### About this exercise
In the data below, which lines hold the word "Round"? Copy them.

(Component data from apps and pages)
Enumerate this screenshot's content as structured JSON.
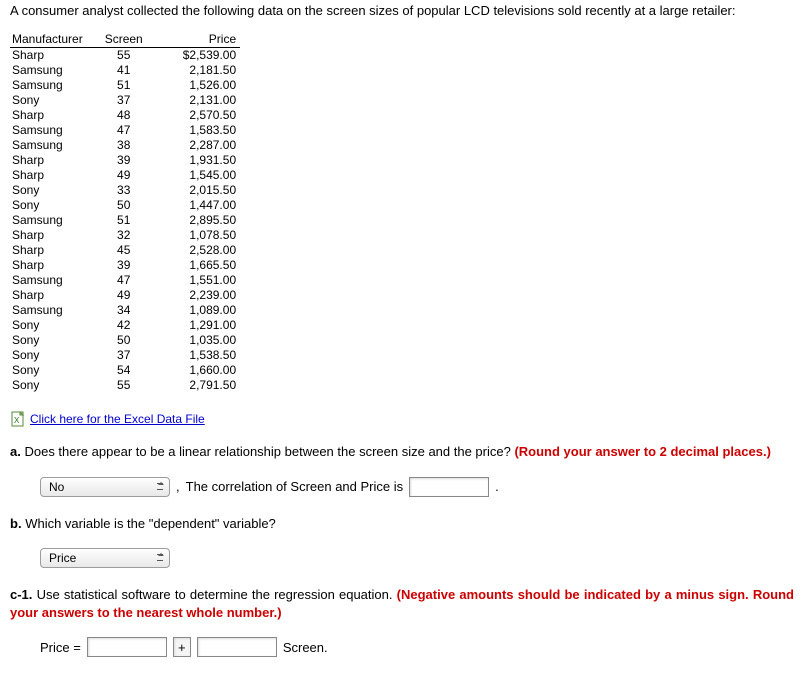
{
  "intro": "A consumer analyst collected the following data on the screen sizes of popular LCD televisions sold recently at a large retailer:",
  "table": {
    "headers": {
      "manufacturer": "Manufacturer",
      "screen": "Screen",
      "price": "Price"
    },
    "rows": [
      {
        "manufacturer": "Sharp",
        "screen": "55",
        "price": "$2,539.00"
      },
      {
        "manufacturer": "Samsung",
        "screen": "41",
        "price": "2,181.50"
      },
      {
        "manufacturer": "Samsung",
        "screen": "51",
        "price": "1,526.00"
      },
      {
        "manufacturer": "Sony",
        "screen": "37",
        "price": "2,131.00"
      },
      {
        "manufacturer": "Sharp",
        "screen": "48",
        "price": "2,570.50"
      },
      {
        "manufacturer": "Samsung",
        "screen": "47",
        "price": "1,583.50"
      },
      {
        "manufacturer": "Samsung",
        "screen": "38",
        "price": "2,287.00"
      },
      {
        "manufacturer": "Sharp",
        "screen": "39",
        "price": "1,931.50"
      },
      {
        "manufacturer": "Sharp",
        "screen": "49",
        "price": "1,545.00"
      },
      {
        "manufacturer": "Sony",
        "screen": "33",
        "price": "2,015.50"
      },
      {
        "manufacturer": "Sony",
        "screen": "50",
        "price": "1,447.00"
      },
      {
        "manufacturer": "Samsung",
        "screen": "51",
        "price": "2,895.50"
      },
      {
        "manufacturer": "Sharp",
        "screen": "32",
        "price": "1,078.50"
      },
      {
        "manufacturer": "Sharp",
        "screen": "45",
        "price": "2,528.00"
      },
      {
        "manufacturer": "Sharp",
        "screen": "39",
        "price": "1,665.50"
      },
      {
        "manufacturer": "Samsung",
        "screen": "47",
        "price": "1,551.00"
      },
      {
        "manufacturer": "Sharp",
        "screen": "49",
        "price": "2,239.00"
      },
      {
        "manufacturer": "Samsung",
        "screen": "34",
        "price": "1,089.00"
      },
      {
        "manufacturer": "Sony",
        "screen": "42",
        "price": "1,291.00"
      },
      {
        "manufacturer": "Sony",
        "screen": "50",
        "price": "1,035.00"
      },
      {
        "manufacturer": "Sony",
        "screen": "37",
        "price": "1,538.50"
      },
      {
        "manufacturer": "Sony",
        "screen": "54",
        "price": "1,660.00"
      },
      {
        "manufacturer": "Sony",
        "screen": "55",
        "price": "2,791.50"
      }
    ]
  },
  "excel_link": "Click here for the Excel Data File",
  "questions": {
    "a": {
      "label": "a.",
      "text": "Does there appear to be a linear relationship between the screen size and the price? ",
      "inst": "(Round your answer to 2 decimal places.)",
      "select_value": "No",
      "comma": ",",
      "correlation_text": "The correlation of Screen and Price is",
      "correlation_value": "",
      "period": "."
    },
    "b": {
      "label": "b.",
      "text": "Which variable is the \"dependent\" variable?",
      "select_value": "Price"
    },
    "c1": {
      "label": "c-1.",
      "text": "Use statistical software to determine the regression equation. ",
      "inst": "(Negative amounts should be indicated by a minus sign. Round your answers to the nearest whole number.)",
      "equation_label": "Price =",
      "intercept_value": "",
      "plus": "+",
      "slope_value": "",
      "unit": "Screen."
    }
  }
}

### Answer area
      "inst": "(Round your answer to 2 decimal places.)",
      "inst": "(Negative amounts should be indicated by a minus sign. Round your answers to the nearest whole number.)",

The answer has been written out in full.